had settled, tapered in winding rainbows, smooth
as her silk eyes – they lay on the concrete
gaping up, like apertures photographing
the wild moonlight, recording poet’s dreams
into the scriptures of riverbed churches.

In her husky voice I heard the rumbling
of mad oceans and the bums of salvation
came to life, jumping in the pools
of petroleum rainbows
and I saw stars and trembling bridges
walk frail light to the ledges of the visions
beyond the woodland path
as it turns through the forest and out of sight.

A car swerved past. In its headlight, the cloudy mirage
of her breath lit up in the air, leaving the rose
of its afterimage hanging there for the second
before the darkness snatched it. As the car drove off
the illuminated perfume of its wrung blossom
spread through the blue alley, leaving,
in place of the strewn cast-offs,
a junkyard full of flowers.

© Paul McMahon

To Samar Hassan, by Jessamine O Connor

—and after the death of photographer Chris Hondros—

I had to wake my baby this morning
Pink-faced, her head was damp and hot
Stuck, soft, in the corner of the cot
Unusually late at ten o clock

I needed to hold onto her heat
Weigh that bulk in my arms, and squash
My dry face against her clammy cheeks, when
I saw your picture in the paper again

Your 5-year-old loss on the shadow road
Open-mouthed and raddled in your parents blood
Standing alone, and barely hip-high
To the G.I, still holding his gun

I remember you, your black+white scream
Was it seven years ago? I felt something
Turned the page, carried on
And now even the man with the camera is gone

So you’re back on that road in a spotlight of grief
The blood rains around you, frozen in grey
That day, the day that can’t be undone
And the G.I is still swinging his gun

I see you, and hear that thing people say
How you don’t know what you’ve got ‘til it’s gone
So I breathe this new life in, and know what we have
The luck that it hasn’t been taken away.

© Jessamine O Connor

Stephanelle, by Chris Pearson

You came one weekend but you stayed for good
That warm first kiss has lasted through the years
Our bodies not our minds knew where we stood.

When first you came we both thought that we would
Just turn our backs and part, not shedding tears,
You came one weekend but you stayed for good

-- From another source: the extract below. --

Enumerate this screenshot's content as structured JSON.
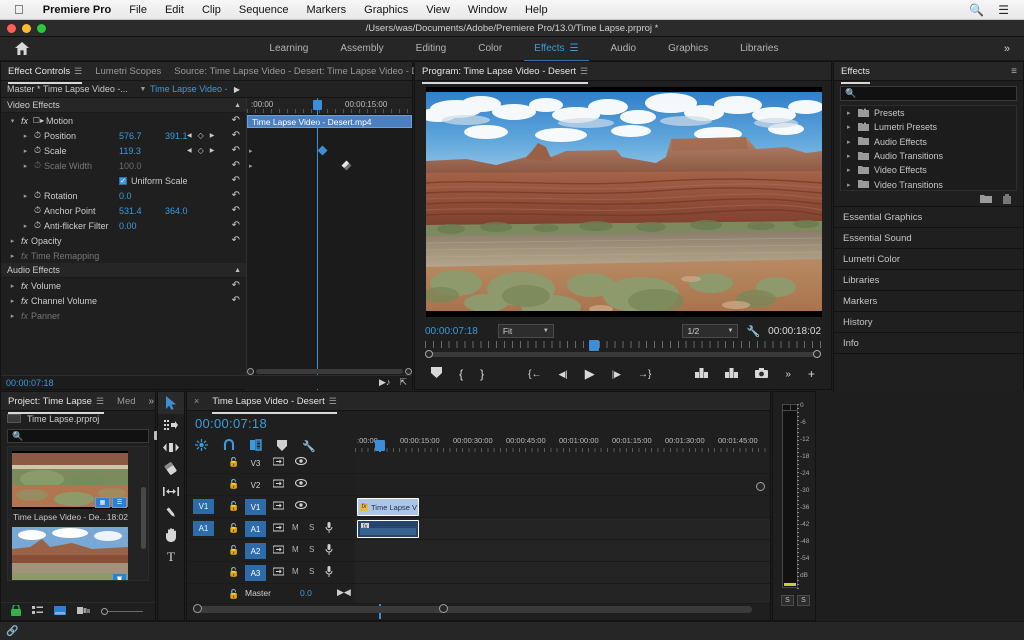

Since then we’ve learned our lesson, understood,
That our two lives were linked. It now appears
our bodies not our minds knew where we stood.

We kissed, unknowing, but our dumb mouths should
- if not tongue-tied - have told we were blind seers.
You came one weekend but you stayed for good.

Then sweet content flowed in, a rising flood
That swept away all worries, doubts and fears
Our bodies not our minds knew where we stood.

We’ve grown together since, in parenthood,
Till now we fit and match like well-meshed gears
You came one weekend but you stayed for good
Our bodies not our minds knew where we stood.

© Chris Pearson